------ Records for the task

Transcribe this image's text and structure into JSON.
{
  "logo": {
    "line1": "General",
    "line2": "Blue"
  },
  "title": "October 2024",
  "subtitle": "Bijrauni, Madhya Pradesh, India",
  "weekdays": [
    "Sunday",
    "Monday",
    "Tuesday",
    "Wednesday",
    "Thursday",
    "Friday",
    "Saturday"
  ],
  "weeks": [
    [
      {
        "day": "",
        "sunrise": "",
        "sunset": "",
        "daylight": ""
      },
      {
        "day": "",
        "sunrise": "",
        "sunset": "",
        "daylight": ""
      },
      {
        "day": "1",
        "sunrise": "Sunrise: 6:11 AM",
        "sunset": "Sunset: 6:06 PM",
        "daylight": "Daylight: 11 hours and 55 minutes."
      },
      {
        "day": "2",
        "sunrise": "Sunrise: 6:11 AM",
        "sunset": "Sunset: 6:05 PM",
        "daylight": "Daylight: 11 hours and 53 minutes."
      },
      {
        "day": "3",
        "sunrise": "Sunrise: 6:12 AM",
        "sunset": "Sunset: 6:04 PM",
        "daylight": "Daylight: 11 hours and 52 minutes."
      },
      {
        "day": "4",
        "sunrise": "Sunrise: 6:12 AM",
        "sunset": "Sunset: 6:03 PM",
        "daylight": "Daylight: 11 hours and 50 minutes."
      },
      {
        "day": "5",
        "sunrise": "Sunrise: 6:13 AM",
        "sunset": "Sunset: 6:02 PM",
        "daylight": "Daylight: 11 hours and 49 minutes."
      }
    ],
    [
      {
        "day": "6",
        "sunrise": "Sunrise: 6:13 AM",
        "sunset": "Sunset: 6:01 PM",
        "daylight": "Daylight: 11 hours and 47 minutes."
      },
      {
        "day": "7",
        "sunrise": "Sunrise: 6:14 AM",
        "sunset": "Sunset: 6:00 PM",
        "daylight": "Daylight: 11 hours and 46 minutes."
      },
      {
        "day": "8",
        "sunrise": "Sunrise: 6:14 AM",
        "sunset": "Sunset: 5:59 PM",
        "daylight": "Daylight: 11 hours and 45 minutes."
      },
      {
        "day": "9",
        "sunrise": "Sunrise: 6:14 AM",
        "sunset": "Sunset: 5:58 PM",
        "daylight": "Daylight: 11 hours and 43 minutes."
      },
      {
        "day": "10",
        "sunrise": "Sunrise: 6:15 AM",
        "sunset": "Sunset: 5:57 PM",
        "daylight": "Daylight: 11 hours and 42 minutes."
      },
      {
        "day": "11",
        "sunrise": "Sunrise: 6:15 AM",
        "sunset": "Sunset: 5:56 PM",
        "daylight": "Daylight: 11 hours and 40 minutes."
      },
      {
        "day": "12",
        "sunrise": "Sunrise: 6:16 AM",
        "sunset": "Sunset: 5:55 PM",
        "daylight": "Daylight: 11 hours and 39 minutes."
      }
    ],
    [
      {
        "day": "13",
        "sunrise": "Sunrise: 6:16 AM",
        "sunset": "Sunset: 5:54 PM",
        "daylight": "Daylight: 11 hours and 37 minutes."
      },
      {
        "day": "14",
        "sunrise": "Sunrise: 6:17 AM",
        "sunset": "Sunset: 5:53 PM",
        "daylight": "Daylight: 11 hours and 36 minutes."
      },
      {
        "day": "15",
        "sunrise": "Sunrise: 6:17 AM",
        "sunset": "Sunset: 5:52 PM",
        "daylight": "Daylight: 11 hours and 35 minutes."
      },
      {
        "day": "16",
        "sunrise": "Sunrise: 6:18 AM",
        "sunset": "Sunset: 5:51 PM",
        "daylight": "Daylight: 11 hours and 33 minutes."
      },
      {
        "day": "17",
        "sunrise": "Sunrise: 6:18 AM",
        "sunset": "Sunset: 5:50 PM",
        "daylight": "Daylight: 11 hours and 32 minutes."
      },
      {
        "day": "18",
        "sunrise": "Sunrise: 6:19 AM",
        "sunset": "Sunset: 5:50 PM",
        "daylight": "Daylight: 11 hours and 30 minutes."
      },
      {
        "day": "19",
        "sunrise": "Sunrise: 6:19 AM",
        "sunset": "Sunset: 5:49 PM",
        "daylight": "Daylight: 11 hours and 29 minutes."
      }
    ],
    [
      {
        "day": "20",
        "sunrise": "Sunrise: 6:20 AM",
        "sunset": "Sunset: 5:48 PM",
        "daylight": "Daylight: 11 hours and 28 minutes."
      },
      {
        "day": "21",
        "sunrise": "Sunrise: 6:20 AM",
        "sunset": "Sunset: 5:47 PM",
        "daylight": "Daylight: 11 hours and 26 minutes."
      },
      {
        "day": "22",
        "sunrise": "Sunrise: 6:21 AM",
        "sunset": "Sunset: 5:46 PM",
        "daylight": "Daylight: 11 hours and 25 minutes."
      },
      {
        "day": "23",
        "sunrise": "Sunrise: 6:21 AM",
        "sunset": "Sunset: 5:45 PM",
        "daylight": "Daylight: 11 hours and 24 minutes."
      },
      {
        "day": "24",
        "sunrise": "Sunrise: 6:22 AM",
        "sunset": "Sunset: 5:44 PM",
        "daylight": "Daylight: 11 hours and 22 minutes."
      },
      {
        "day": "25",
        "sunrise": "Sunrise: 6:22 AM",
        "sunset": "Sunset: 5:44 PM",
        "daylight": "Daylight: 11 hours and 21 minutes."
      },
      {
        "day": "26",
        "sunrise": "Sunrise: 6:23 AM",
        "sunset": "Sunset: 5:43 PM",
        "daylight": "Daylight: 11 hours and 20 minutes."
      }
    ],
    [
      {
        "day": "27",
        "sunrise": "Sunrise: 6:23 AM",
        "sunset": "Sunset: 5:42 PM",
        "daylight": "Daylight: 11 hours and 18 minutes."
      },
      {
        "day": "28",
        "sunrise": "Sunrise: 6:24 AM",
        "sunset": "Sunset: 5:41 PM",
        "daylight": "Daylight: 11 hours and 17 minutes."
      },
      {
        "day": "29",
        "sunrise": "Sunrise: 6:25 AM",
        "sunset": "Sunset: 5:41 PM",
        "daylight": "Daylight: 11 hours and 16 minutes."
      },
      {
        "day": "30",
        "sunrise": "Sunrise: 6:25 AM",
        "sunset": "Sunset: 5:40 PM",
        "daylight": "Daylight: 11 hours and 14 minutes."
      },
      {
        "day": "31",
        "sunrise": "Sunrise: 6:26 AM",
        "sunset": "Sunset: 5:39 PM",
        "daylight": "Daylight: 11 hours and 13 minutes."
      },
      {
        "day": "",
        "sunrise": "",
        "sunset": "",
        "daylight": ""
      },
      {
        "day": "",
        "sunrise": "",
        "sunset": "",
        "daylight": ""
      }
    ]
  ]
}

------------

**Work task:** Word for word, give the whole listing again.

**Answer for this exercise:**
Transcribe this image's text and structure into JSON.
{
  "logo": {
    "line1": "General",
    "line2": "Blue"
  },
  "title": "October 2024",
  "subtitle": "Bijrauni, Madhya Pradesh, India",
  "weekdays": [
    "Sunday",
    "Monday",
    "Tuesday",
    "Wednesday",
    "Thursday",
    "Friday",
    "Saturday"
  ],
  "weeks": [
    [
      {
        "day": "",
        "sunrise": "",
        "sunset": "",
        "daylight": ""
      },
      {
        "day": "",
        "sunrise": "",
        "sunset": "",
        "daylight": ""
      },
      {
        "day": "1",
        "sunrise": "Sunrise: 6:11 AM",
        "sunset": "Sunset: 6:06 PM",
        "daylight": "Daylight: 11 hours and 55 minutes."
      },
      {
        "day": "2",
        "sunrise": "Sunrise: 6:11 AM",
        "sunset": "Sunset: 6:05 PM",
        "daylight": "Daylight: 11 hours and 53 minutes."
      },
      {
        "day": "3",
        "sunrise": "Sunrise: 6:12 AM",
        "sunset": "Sunset: 6:04 PM",
        "daylight": "Daylight: 11 hours and 52 minutes."
      },
      {
        "day": "4",
        "sunrise": "Sunrise: 6:12 AM",
        "sunset": "Sunset: 6:03 PM",
        "daylight": "Daylight: 11 hours and 50 minutes."
      },
      {
        "day": "5",
        "sunrise": "Sunrise: 6:13 AM",
        "sunset": "Sunset: 6:02 PM",
        "daylight": "Daylight: 11 hours and 49 minutes."
      }
    ],
    [
      {
        "day": "6",
        "sunrise": "Sunrise: 6:13 AM",
        "sunset": "Sunset: 6:01 PM",
        "daylight": "Daylight: 11 hours and 47 minutes."
      },
      {
        "day": "7",
        "sunrise": "Sunrise: 6:14 AM",
        "sunset": "Sunset: 6:00 PM",
        "daylight": "Daylight: 11 hours and 46 minutes."
      },
      {
        "day": "8",
        "sunrise": "Sunrise: 6:14 AM",
        "sunset": "Sunset: 5:59 PM",
        "daylight": "Daylight: 11 hours and 45 minutes."
      },
      {
        "day": "9",
        "sunrise": "Sunrise: 6:14 AM",
        "sunset": "Sunset: 5:58 PM",
        "daylight": "Daylight: 11 hours and 43 minutes."
      },
      {
        "day": "10",
        "sunrise": "Sunrise: 6:15 AM",
        "sunset": "Sunset: 5:57 PM",
        "daylight": "Daylight: 11 hours and 42 minutes."
      },
      {
        "day": "11",
        "sunrise": "Sunrise: 6:15 AM",
        "sunset": "Sunset: 5:56 PM",
        "daylight": "Daylight: 11 hours and 40 minutes."
      },
      {
        "day": "12",
        "sunrise": "Sunrise: 6:16 AM",
        "sunset": "Sunset: 5:55 PM",
        "daylight": "Daylight: 11 hours and 39 minutes."
      }
    ],
    [
      {
        "day": "13",
        "sunrise": "Sunrise: 6:16 AM",
        "sunset": "Sunset: 5:54 PM",
        "daylight": "Daylight: 11 hours and 37 minutes."
      },
      {
        "day": "14",
        "sunrise": "Sunrise: 6:17 AM",
        "sunset": "Sunset: 5:53 PM",
        "daylight": "Daylight: 11 hours and 36 minutes."
      },
      {
        "day": "15",
        "sunrise": "Sunrise: 6:17 AM",
        "sunset": "Sunset: 5:52 PM",
        "daylight": "Daylight: 11 hours and 35 minutes."
      },
      {
        "day": "16",
        "sunrise": "Sunrise: 6:18 AM",
        "sunset": "Sunset: 5:51 PM",
        "daylight": "Daylight: 11 hours and 33 minutes."
      },
      {
        "day": "17",
        "sunrise": "Sunrise: 6:18 AM",
        "sunset": "Sunset: 5:50 PM",
        "daylight": "Daylight: 11 hours and 32 minutes."
      },
      {
        "day": "18",
        "sunrise": "Sunrise: 6:19 AM",
        "sunset": "Sunset: 5:50 PM",
        "daylight": "Daylight: 11 hours and 30 minutes."
      },
      {
        "day": "19",
        "sunrise": "Sunrise: 6:19 AM",
        "sunset": "Sunset: 5:49 PM",
        "daylight": "Daylight: 11 hours and 29 minutes."
      }
    ],
    [
      {
        "day": "20",
        "sunrise": "Sunrise: 6:20 AM",
        "sunset": "Sunset: 5:48 PM",
        "daylight": "Daylight: 11 hours and 28 minutes."
      },
      {
        "day": "21",
        "sunrise": "Sunrise: 6:20 AM",
        "sunset": "Sunset: 5:47 PM",
        "daylight": "Daylight: 11 hours and 26 minutes."
      },
      {
        "day": "22",
        "sunrise": "Sunrise: 6:21 AM",
        "sunset": "Sunset: 5:46 PM",
        "daylight": "Daylight: 11 hours and 25 minutes."
      },
      {
        "day": "23",
        "sunrise": "Sunrise: 6:21 AM",
        "sunset": "Sunset: 5:45 PM",
        "daylight": "Daylight: 11 hours and 24 minutes."
      },
      {
        "day": "24",
        "sunrise": "Sunrise: 6:22 AM",
        "sunset": "Sunset: 5:44 PM",
        "daylight": "Daylight: 11 hours and 22 minutes."
      },
      {
        "day": "25",
        "sunrise": "Sunrise: 6:22 AM",
        "sunset": "Sunset: 5:44 PM",
        "daylight": "Daylight: 11 hours and 21 minutes."
      },
      {
        "day": "26",
        "sunrise": "Sunrise: 6:23 AM",
        "sunset": "Sunset: 5:43 PM",
        "daylight": "Daylight: 11 hours and 20 minutes."
      }
    ],
    [
      {
        "day": "27",
        "sunrise": "Sunrise: 6:23 AM",
        "sunset": "Sunset: 5:42 PM",
        "daylight": "Daylight: 11 hours and 18 minutes."
      },
      {
        "day": "28",
        "sunrise": "Sunrise: 6:24 AM",
        "sunset": "Sunset: 5:41 PM",
        "daylight": "Daylight: 11 hours and 17 minutes."
      },
      {
        "day": "29",
        "sunrise": "Sunrise: 6:25 AM",
        "sunset": "Sunset: 5:41 PM",
        "daylight": "Daylight: 11 hours and 16 minutes."
      },
      {
        "day": "30",
        "sunrise": "Sunrise: 6:25 AM",
        "sunset": "Sunset: 5:40 PM",
        "daylight": "Daylight: 11 hours and 14 minutes."
      },
      {
        "day": "31",
        "sunrise": "Sunrise: 6:26 AM",
        "sunset": "Sunset: 5:39 PM",
        "daylight": "Daylight: 11 hours and 13 minutes."
      },
      {
        "day": "",
        "sunrise": "",
        "sunset": "",
        "daylight": ""
      },
      {
        "day": "",
        "sunrise": "",
        "sunset": "",
        "daylight": ""
      }
    ]
  ]
}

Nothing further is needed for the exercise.